Hidden Figures was mispronounced twice at the awards show -- once by NBC News correspondent Jenna Bush Hager on the red carpet and again by presenter Michael Keaton on the Golden Globes stage, who both mistakenly called the movie "Hidden Fences."
"We don't all look alike," Mahershala Ali joked with ET's Kevin Frazier, insinuating that people may have been confusing Hidden Figures with Fences.
"Shout-out to just these movies being made," said Janelle Monae, who stars in both Moonlight and Hidden Figures. "I think Fences was an incredible film. Hidden Figures is an incredible film. It's a story about true American heroes. These women are African-American mathematicians, and got our first American astronauts into space, and they will be hidden no more, so I'm happy for inclusion in Hollywood."

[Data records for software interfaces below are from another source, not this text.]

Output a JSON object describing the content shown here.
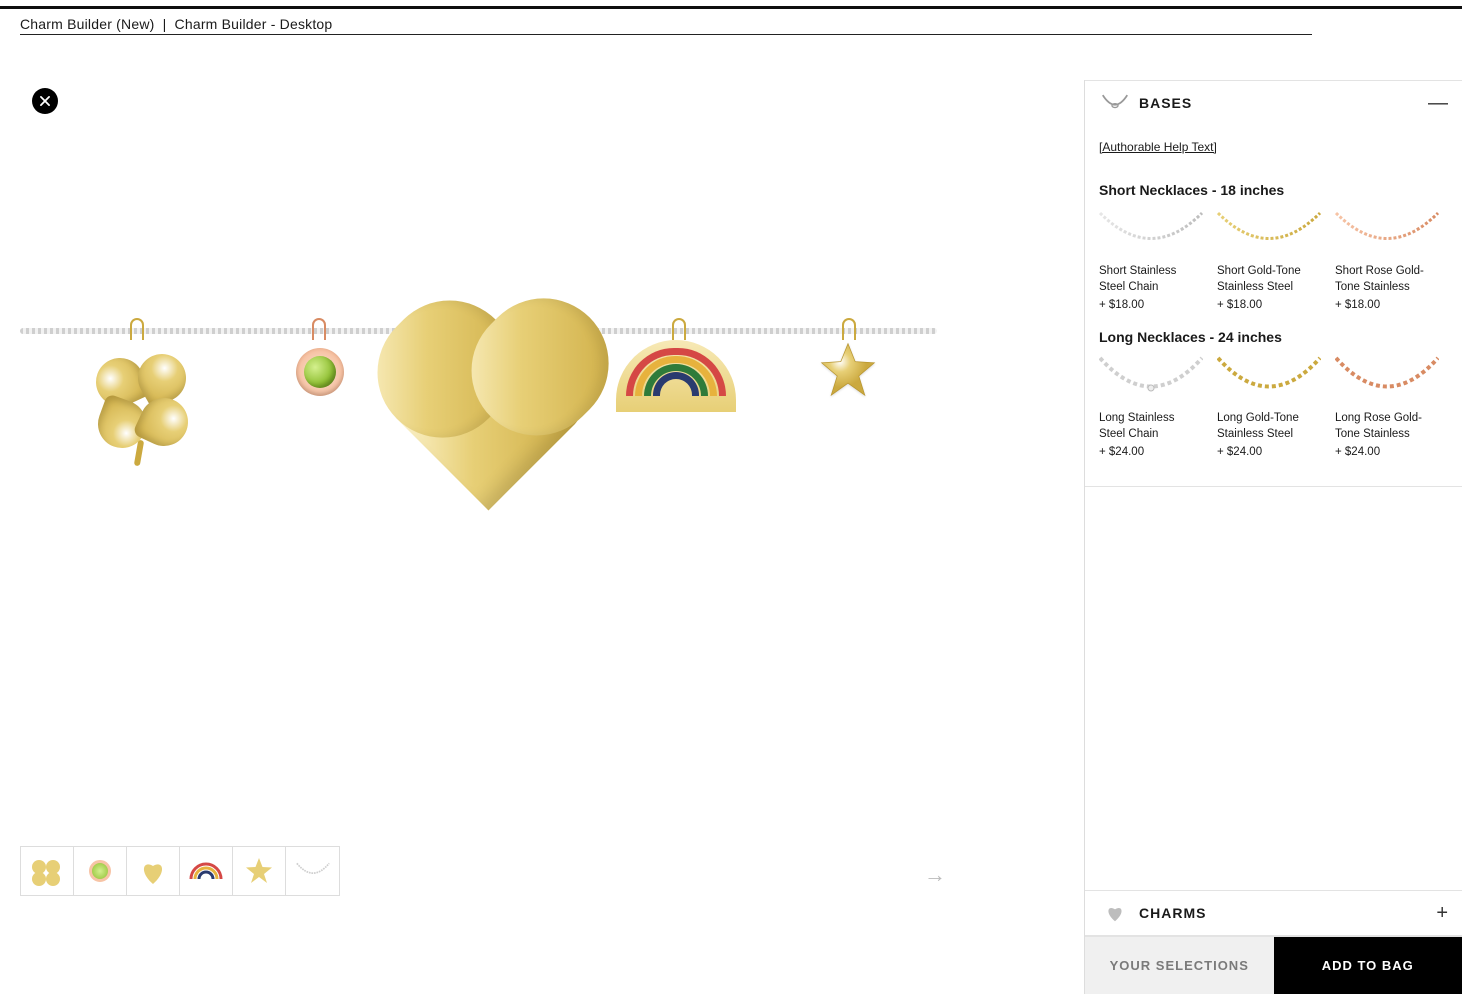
{
  "breadcrumb": {
    "a": "Charm Builder (New)",
    "sep": "|",
    "b": "Charm Builder - Desktop"
  },
  "accordions": {
    "bases": {
      "title": "BASES",
      "toggle": "—"
    },
    "charms": {
      "title": "CHARMS",
      "toggle": "+"
    }
  },
  "help_text": "[Authorable Help Text]",
  "sections": {
    "short": {
      "heading": "Short Necklaces - 18 inches",
      "items": [
        {
          "name": "Short Stainless Steel Chain",
          "price": "+ $18.00"
        },
        {
          "name": "Short Gold-Tone Stainless Steel",
          "price": "+ $18.00"
        },
        {
          "name": "Short Rose Gold-Tone Stainless",
          "price": "+ $18.00"
        }
      ]
    },
    "long": {
      "heading": "Long Necklaces - 24 inches",
      "items": [
        {
          "name": "Long Stainless Steel Chain",
          "price": "+ $24.00"
        },
        {
          "name": "Long Gold-Tone Stainless Steel",
          "price": "+ $24.00"
        },
        {
          "name": "Long Rose Gold-Tone Stainless",
          "price": "+ $24.00"
        }
      ]
    }
  },
  "bottom": {
    "selections": "YOUR SELECTIONS",
    "bag": "ADD TO BAG"
  },
  "thumbs": [
    "clover-icon",
    "gem-icon",
    "heart-icon",
    "rainbow-icon",
    "star-icon",
    "chain-icon"
  ],
  "charms_on_chain": [
    "clover",
    "gem",
    "heart",
    "rainbow",
    "star"
  ]
}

It didn't take long for #HiddenFences to become a trending topic on Twitter, with fans and celebrities alike contributing to the hashtag.

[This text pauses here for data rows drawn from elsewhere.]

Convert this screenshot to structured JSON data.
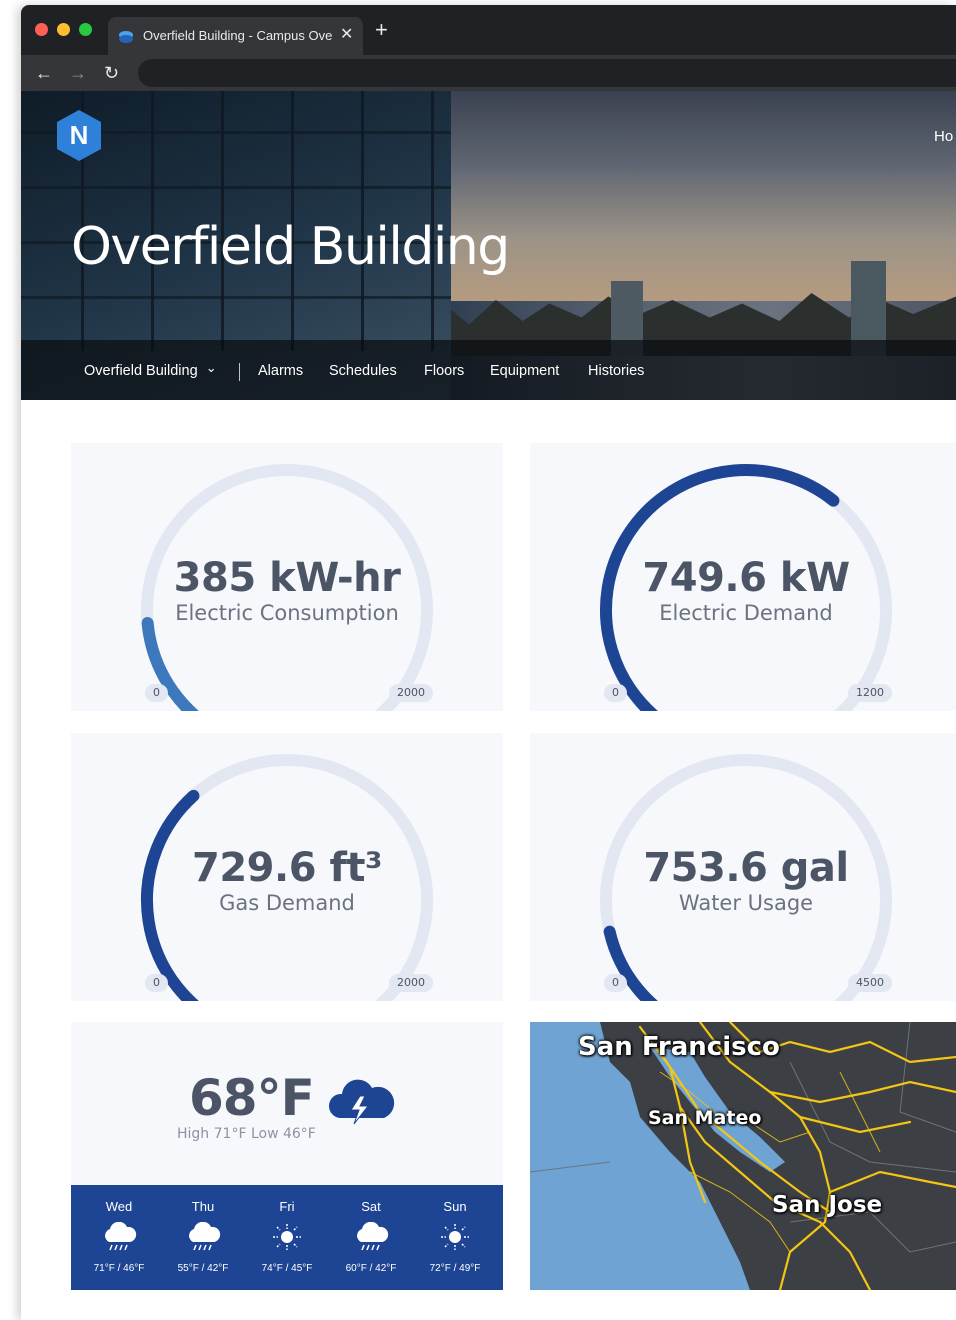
{
  "browser": {
    "tab_title": "Overfield Building - Campus Overview",
    "close_glyph": "✕",
    "new_tab_glyph": "+",
    "back_glyph": "←",
    "forward_glyph": "→",
    "reload_glyph": "↻"
  },
  "header": {
    "logo_letter": "N",
    "title": "Overfield Building",
    "top_link": "Ho"
  },
  "subnav": {
    "building": "Overfield Building",
    "chevron": "⌄",
    "items": [
      "Alarms",
      "Schedules",
      "Floors",
      "Equipment",
      "Histories"
    ]
  },
  "gauges": [
    {
      "value": "385 kW-hr",
      "label": "Electric Consumption",
      "min": "0",
      "max": "2000",
      "level": 0.1925,
      "color": "#3d78bd"
    },
    {
      "value": "749.6 kW",
      "label": "Electric Demand",
      "min": "0",
      "max": "1200",
      "level": 0.6247,
      "color": "#1e4593"
    },
    {
      "value": "729.6 ft³",
      "label": "Gas Demand",
      "min": "0",
      "max": "2000",
      "level": 0.3648,
      "color": "#1e4593"
    },
    {
      "value": "753.6 gal",
      "label": "Water Usage",
      "min": "0",
      "max": "4500",
      "level": 0.1675,
      "color": "#1e4593"
    }
  ],
  "weather": {
    "temperature": "68°F",
    "high_low": "High 71°F Low 46°F",
    "current_icon": "thunderstorm-icon",
    "forecast": [
      {
        "day": "Wed",
        "icon": "rain-cloud-icon",
        "range": "71°F / 46°F"
      },
      {
        "day": "Thu",
        "icon": "rain-cloud-icon",
        "range": "55°F / 42°F"
      },
      {
        "day": "Fri",
        "icon": "sun-icon",
        "range": "74°F / 45°F"
      },
      {
        "day": "Sat",
        "icon": "rain-cloud-icon",
        "range": "60°F / 42°F"
      },
      {
        "day": "Sun",
        "icon": "sun-icon",
        "range": "72°F / 49°F"
      }
    ]
  },
  "map": {
    "cities": [
      "San Francisco",
      "San Mateo",
      "San Jose"
    ]
  },
  "colors": {
    "accent": "#1e4593",
    "gauge_track": "#e3e7f1",
    "card_bg": "#f7f8fc",
    "water": "#6fa3d3",
    "land": "#3c3f44",
    "roads": "#f3c613"
  }
}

"You know who stars in #HiddenFences ... Garcelle Ashanti Brandy Sanaa Bring It On Union," Gabrielle Union quipped, expressing her disappointment.
On Monday morning, Hager fought back tears on Today as she apologized for her snafu, which occurred during an interview with Pharrell Williams, one of the producers on Hidden Figures.
"I've interviewed casts from both of the movies, and if I offended people, I am deeply sorry," she said. "It was a mistake, because y'all know I am not perfect. I am authentic, but a human. And what I didn't want to do is make anybody feel lesser than who they are."
Backstage on Sunday, Monae quickly shook off the flubs. Moonlight marked her big screen debut, and she dished to ET about how comfortable the cast made her on set.
"It felt like family," she said. "I was nervous as hell. It was my first film. I studied acting and I was a theatre kid, but coming and filming … I was a little nervous. I just remember [Ali] pulling me to the side and just being like, 'Listen, there's no such thing as a mistake. As long as you're leading with honesty, truthfulness, you are on the right path and every decision is the right path.' So that helped. It helped us have that confidence and just excitement to come in every day."
Writer and director Barry Jenkins admitted he's just happy people came to see his work.
"It was just affirmation of 'You know what? I can do this,'" Jenkins said. "And when I do it in a way that's very truthful and authentic and these folks come on board and do it with me, we can do whatever is in our hearts, and somebody is going to receive it."